The new federal welfare law, if properly implemented, has the potential to improve the economic, health, and educational status of poor children, a report from the New York-based nonprofit group Foundation for Child Development concludes.
But the report cautions that policymakers at both the state and national level must take into account the needs of children when drafting their plans for implementing the law.
The Family Support Act, which was adopted by the Congress in 1988, requires, with few exceptions, that all welfare recipients with children over the age of 3 take part in an education or training program, provided child care is available.
The law also offers “transitional” benefits for former welfare recipients who become employed. Under the measure, parents can still qualify for federally-funded child care and Medicaid benefits for their entire family up to a year after they become employed.
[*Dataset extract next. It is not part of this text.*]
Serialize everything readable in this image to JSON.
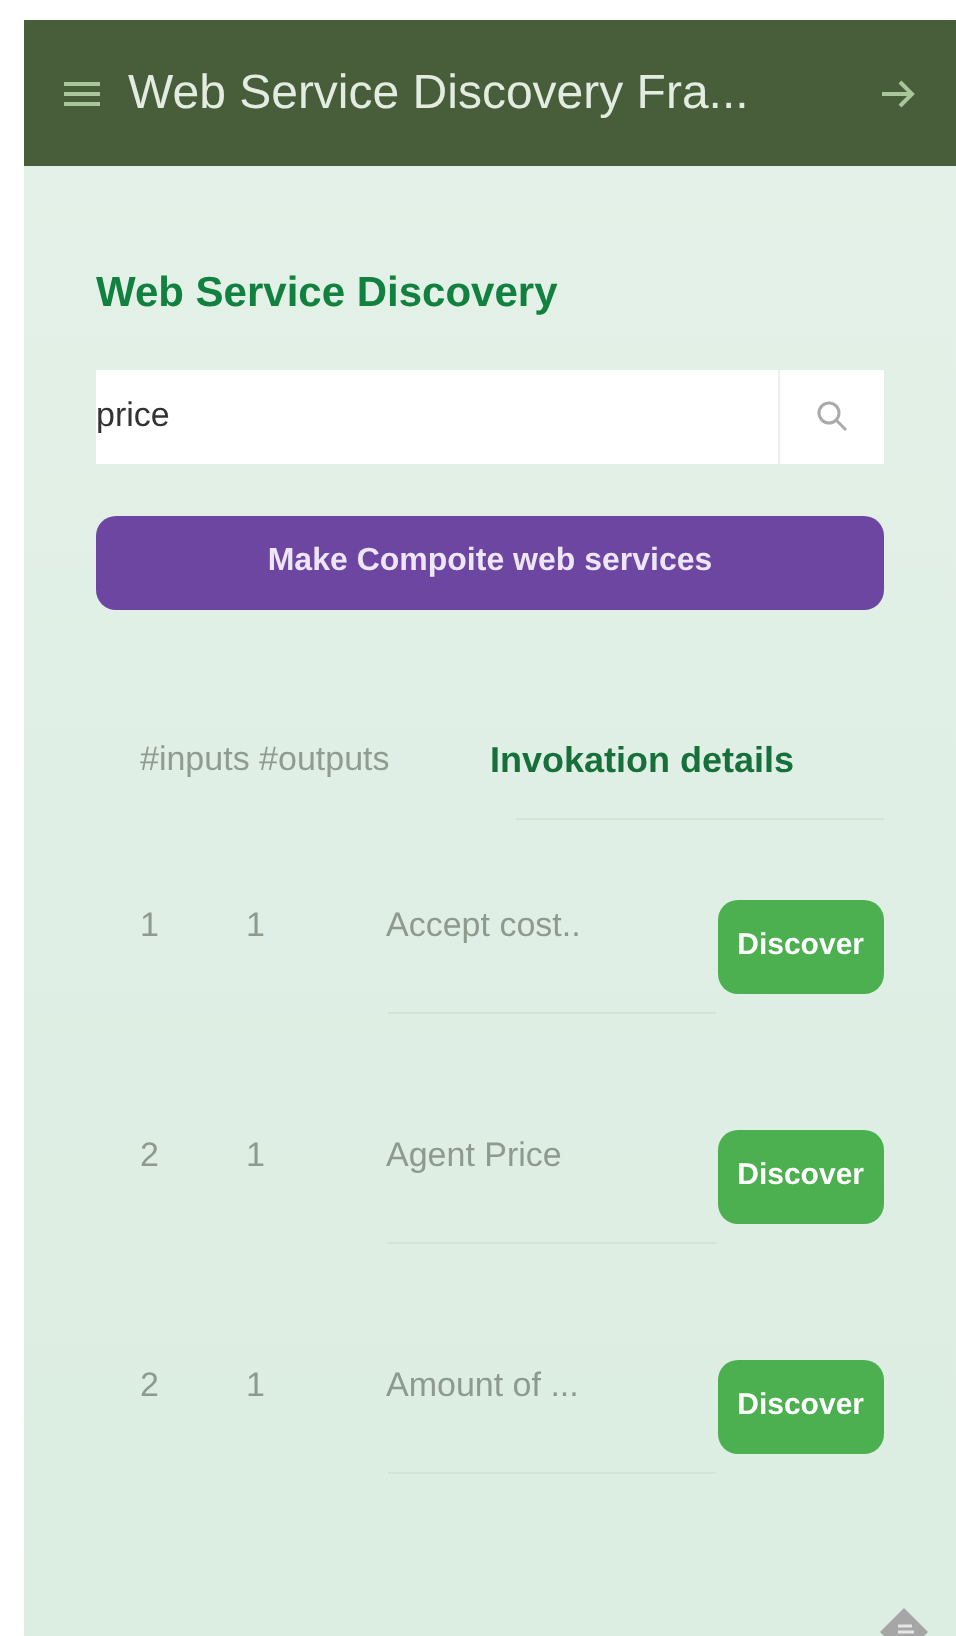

These new federal requirements, the report says, offer new opportunities for providing services for the children of welfare recipients. But it warns that because the law is generally seen as a vehicle for promoting adult employment, the interests of children may be overlooked.
Child care, which will determine whether a parent will be able to participate in education or training programs, should be of the highest quality, the report asserts. The new state-created welfare programs that are required by the federal law should establish procedures to ensure that children are placed in child-care situations that meet their needs, it says.
State and federal policymakers should also begin to increase assistance to programs that enable the working poor to get child care and health insurance for their children, the study recommends.
Demand for these programs, it says, will increase as newly-employed welfare parents exhaust their transitional benefits. Without these state and federal supports, many children will be without health insurance or adequate child care, the report predicts.
The new education and training programs should include, according to the report, a parent-education component. And state welfare programs should offer case management and service for the entire family, not just for the unemployed adult.
Free copies of the report, “One Program, Two Generations,” are available from the fcd, 345 East 46th St., New York, N.Y. 10017-3562.--ef
A version of this article appeared in the April 04, 1990 edition of Education Week as Children’s Needs Said Key To Success of Welfare Law